What started out as a personal quest for knowledge became a desire to share these discoveries with others. Mr. Lephew hoped one day to be able to share these materials as part of a learning environment to provide hands-on access to history, where this collection of documentation artifacts could be used in the education of others about the war, and as a way to give the victims a voice. In addition, the collection highlights the ability of a government regime to sway a people and country in many ways, including through the use of propaganda, imagery, and even typeface.
Providing meaningful access to scholars and researchers required the collection to be translated into English. A number of documents in the collection are printed using various Fraktur typefaces, which were common during the early years of the Nazi regime where their use was initially represented as a true German script.
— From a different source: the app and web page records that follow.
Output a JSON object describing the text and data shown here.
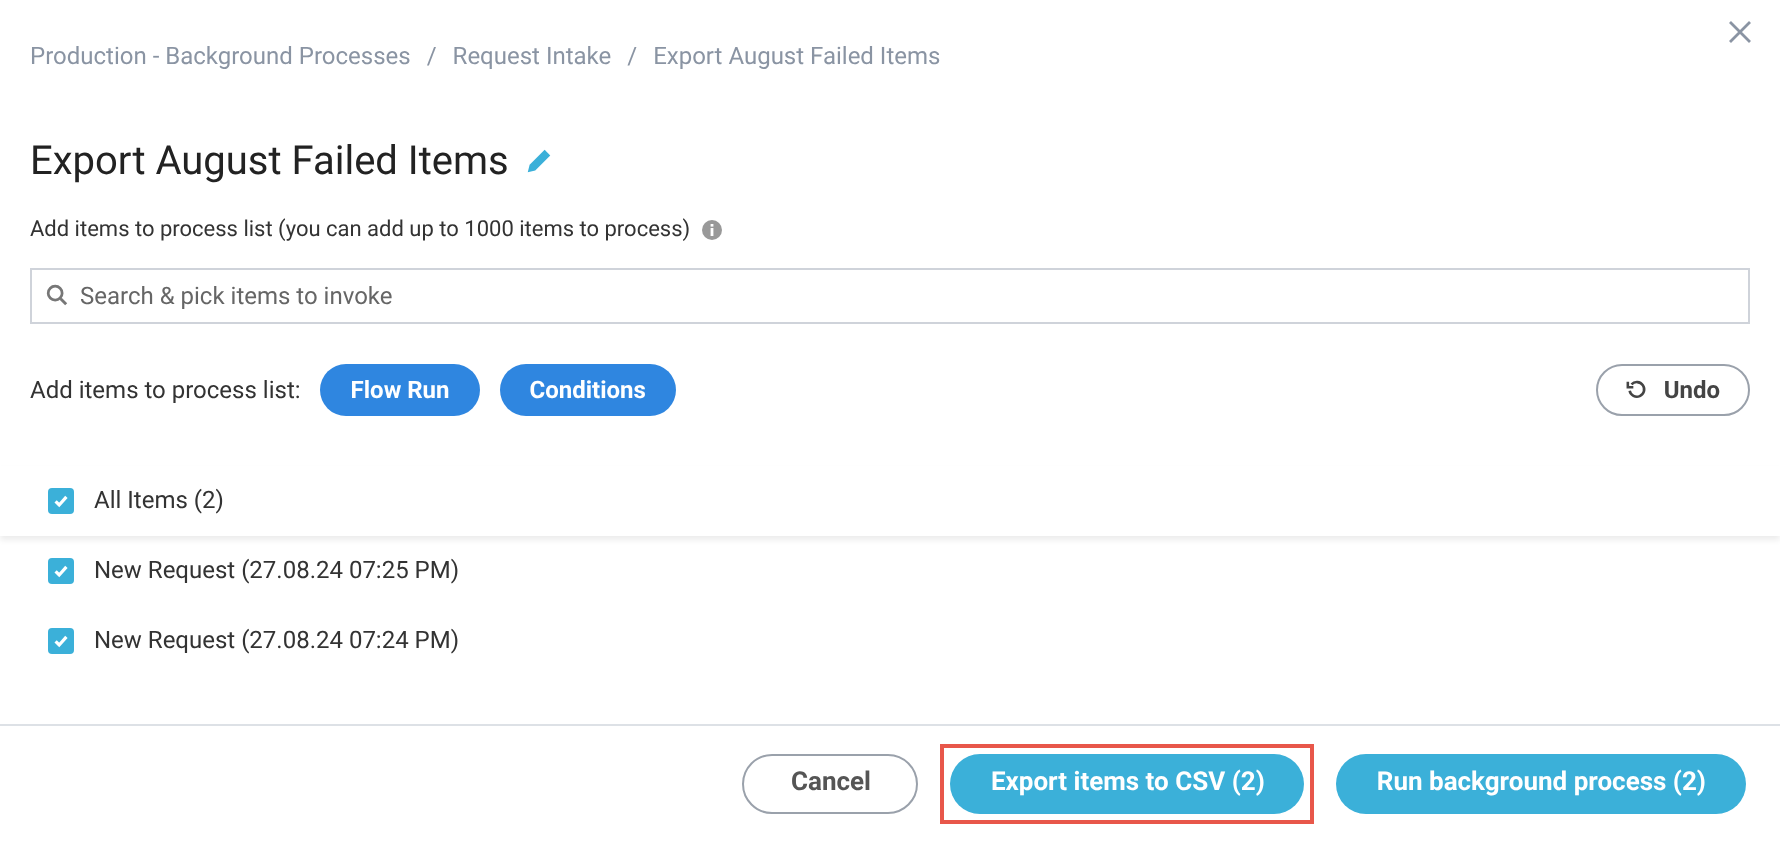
{
  "breadcrumb": [
    "Production - Background Processes",
    "Request Intake",
    "Export August Failed Items"
  ],
  "breadcrumb_separator": "/",
  "title": "Export August Failed Items",
  "instructions": "Add items to process list (you can add up to 1000 items to process)",
  "search": {
    "placeholder": "Search & pick items to invoke"
  },
  "add_row": {
    "label": "Add items to process list:",
    "buttons": [
      "Flow Run",
      "Conditions"
    ],
    "undo": "Undo"
  },
  "all_items": {
    "label": "All Items (2)",
    "checked": true
  },
  "items": [
    {
      "label": "New Request (27.08.24 07:25 PM)",
      "checked": true
    },
    {
      "label": "New Request (27.08.24 07:24 PM)",
      "checked": true
    }
  ],
  "footer": [
    {
      "label": "Cancel",
      "kind": "secondary",
      "highlighted": false
    },
    {
      "label": "Export items to CSV (2)",
      "kind": "primary",
      "highlighted": true
    },
    {
      "label": "Run background process (2)",
      "kind": "primary",
      "highlighted": false
    }
  ]
}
Beginning on January 3, 1941 the Nazi Party’s Martin Bormann issued a circular to all public offices which declared Fraktur (and its corollary, the Sütterlin- based handwriting) to be Judenlettern (Jewish letters) and prohibited their further use. Other items in the collection are handwritten, presenting additional translation challenges.
Through a unique collaboration between Mr. Lephew, the University of South Carolina Upstate Archives and Special Collections, and Dr. Alexander Lorenz, Assistant Professor of German, collection materials were translated by USC Upstate German Studies students and edited by Dr. Lorenz beginning in the fall of 2019. Additional items are currently being translated and edited, and will be added to the collection as they become available.
About the donor
Brad Lephew is a resident of North Carolina and works for Dell Technologies as a data center consultant. He enjoys history and reading and he has a unique hobby – collecting German WWII documentation artifacts. He has family that fought in WWII, and this interest in collecting these artifacts was spawned from visiting the US Holocaust Museum in Washington, D.C., where he encountered the Holocaust via supporting artifacts and documentation. This brought to life the events of that time period even more so than reading about it via books alone. From observing the behavior and reactions of the other visitors, he realized that artifacts could greatly increase interest and greatly facilitate the learning process.